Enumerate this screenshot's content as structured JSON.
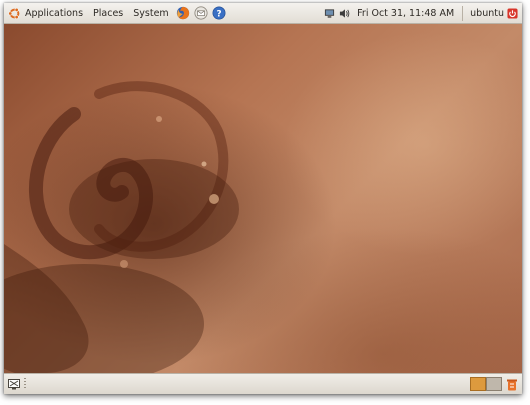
{
  "top_panel": {
    "menus": {
      "applications": "Applications",
      "places": "Places",
      "system": "System"
    },
    "launchers": [
      "firefox-icon",
      "mail-icon",
      "help-icon"
    ],
    "tray": [
      "network-icon",
      "volume-icon"
    ],
    "clock": "Fri Oct 31, 11:48 AM",
    "user": "ubuntu"
  },
  "bottom_panel": {
    "workspaces": [
      {
        "name": "workspace-1",
        "active": true
      },
      {
        "name": "workspace-2",
        "active": false
      }
    ]
  },
  "colors": {
    "accent": "#dd6a1f",
    "workspace_active": "#dd9a3e",
    "wallpaper": "#b57452"
  }
}
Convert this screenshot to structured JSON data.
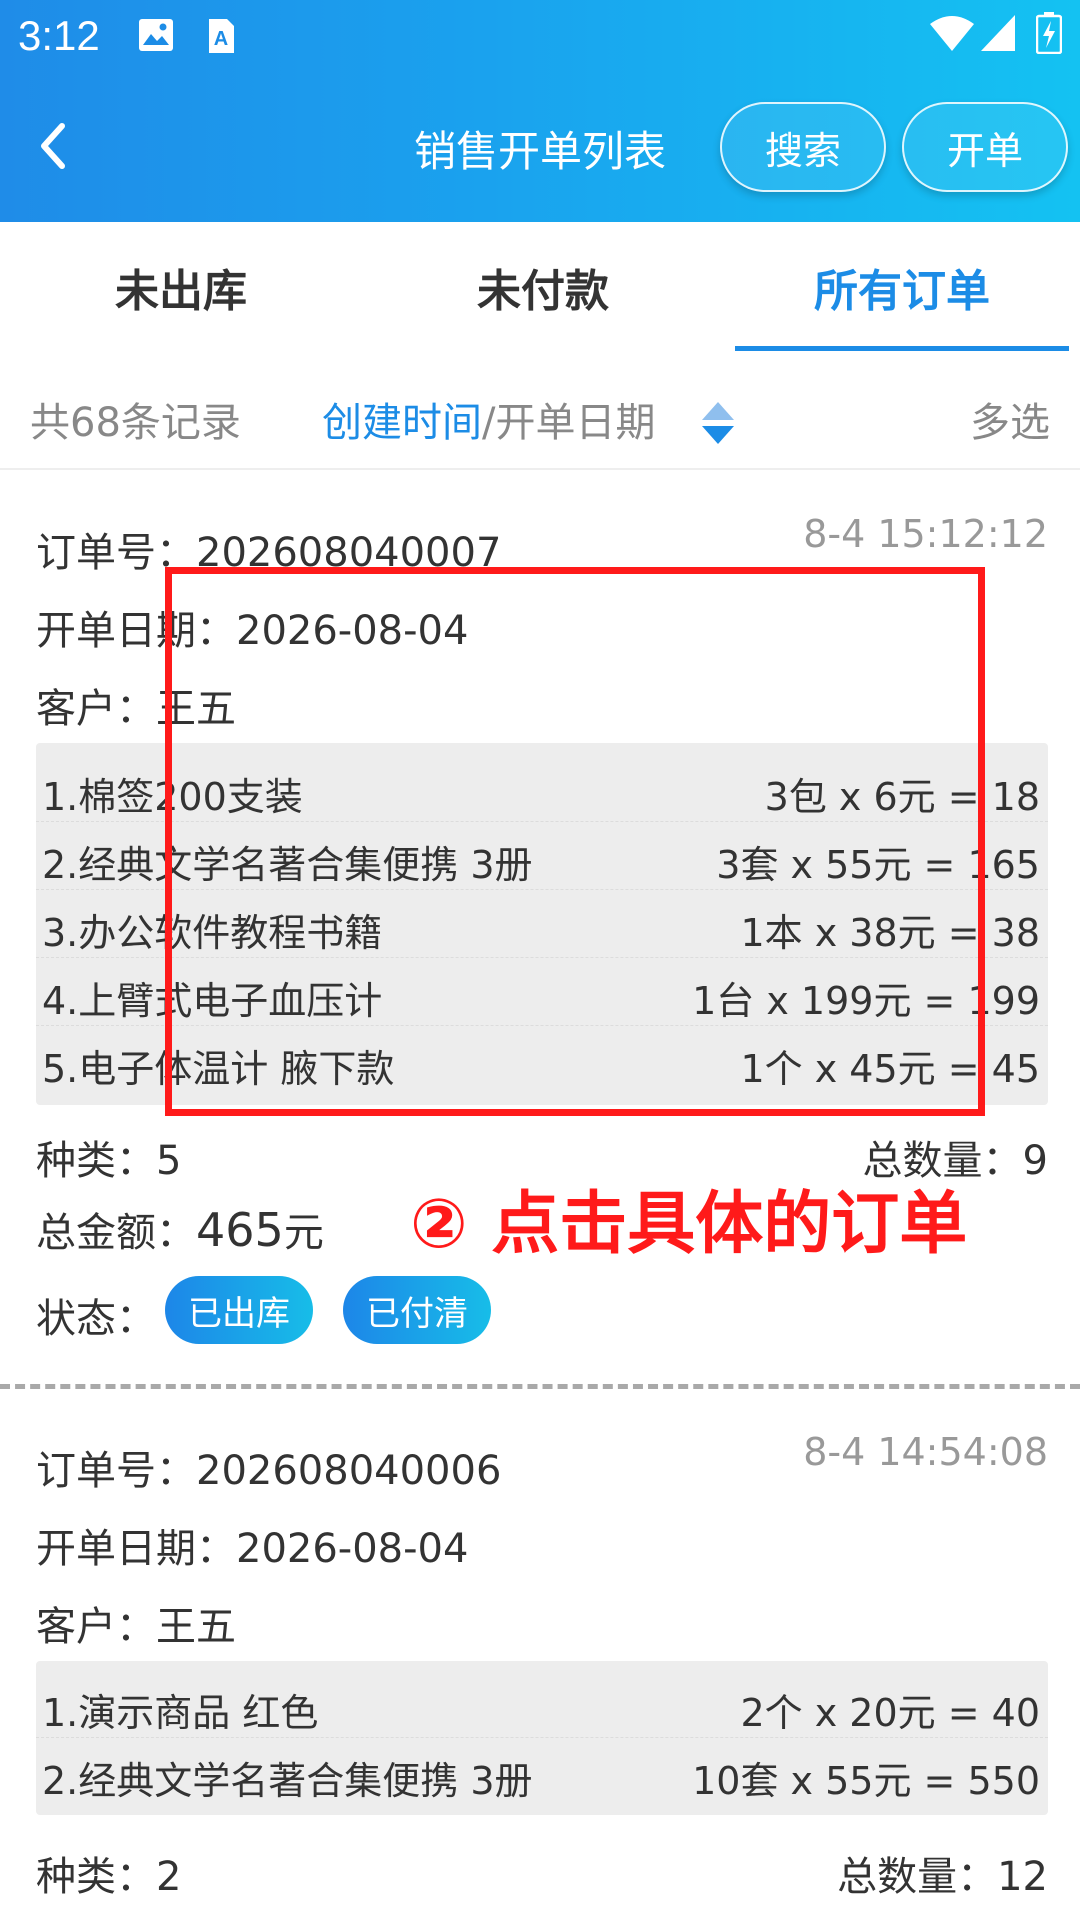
{
  "status_bar": {
    "time": "3:12",
    "icons": [
      "image-icon",
      "a-icon",
      "wifi-icon",
      "signal-icon",
      "battery-icon"
    ]
  },
  "nav": {
    "title": "销售开单列表",
    "search_label": "搜索",
    "create_label": "开单",
    "back_icon": "chevron-left-icon"
  },
  "tabs": [
    {
      "label": "未出库",
      "active": false
    },
    {
      "label": "未付款",
      "active": false
    },
    {
      "label": "所有订单",
      "active": true
    }
  ],
  "filter": {
    "count": "共68条记录",
    "sort_active": "创建时间",
    "sort_separator": "/",
    "sort_other": "开单日期",
    "multi": "多选"
  },
  "orders": [
    {
      "order_no": "订单号：202608040007",
      "time": "8-4 15:12:12",
      "date": "开单日期：2026-08-04",
      "customer": "客户：王五",
      "items": [
        {
          "name": "1.棉签200支装",
          "calc": "3包 x 6元 = 18"
        },
        {
          "name": "2.经典文学名著合集便携 3册",
          "calc": "3套 x 55元 = 165"
        },
        {
          "name": "3.办公软件教程书籍",
          "calc": "1本 x 38元 = 38"
        },
        {
          "name": "4.上臂式电子血压计",
          "calc": "1台 x 199元 = 199"
        },
        {
          "name": "5.电子体温计 腋下款",
          "calc": "1个 x 45元 = 45"
        }
      ],
      "kinds": "种类：5",
      "total_qty": "总数量：9",
      "amount_label": "总金额：",
      "amount_value": "465",
      "amount_unit": "元",
      "status_label": "状态：",
      "badges": [
        "已出库",
        "已付清"
      ]
    },
    {
      "order_no": "订单号：202608040006",
      "time": "8-4 14:54:08",
      "date": "开单日期：2026-08-04",
      "customer": "客户：王五",
      "items": [
        {
          "name": "1.演示商品 红色",
          "calc": "2个 x 20元 = 40"
        },
        {
          "name": "2.经典文学名著合集便携 3册",
          "calc": "10套 x 55元 = 550"
        }
      ],
      "kinds": "种类：2",
      "total_qty": "总数量：12"
    }
  ],
  "annotation": {
    "text": "② 点击具体的订单",
    "color": "#ff1a1a"
  },
  "colors": {
    "accent": "#1c8ce6",
    "header_start": "#1f8ce8",
    "header_end": "#14c2f2"
  }
}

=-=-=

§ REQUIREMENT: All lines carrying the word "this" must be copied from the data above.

§ WRITTEN RESPONSE:
Enumerate this screenshot's content as structured JSON.
Convert this screenshot to structured JSON data.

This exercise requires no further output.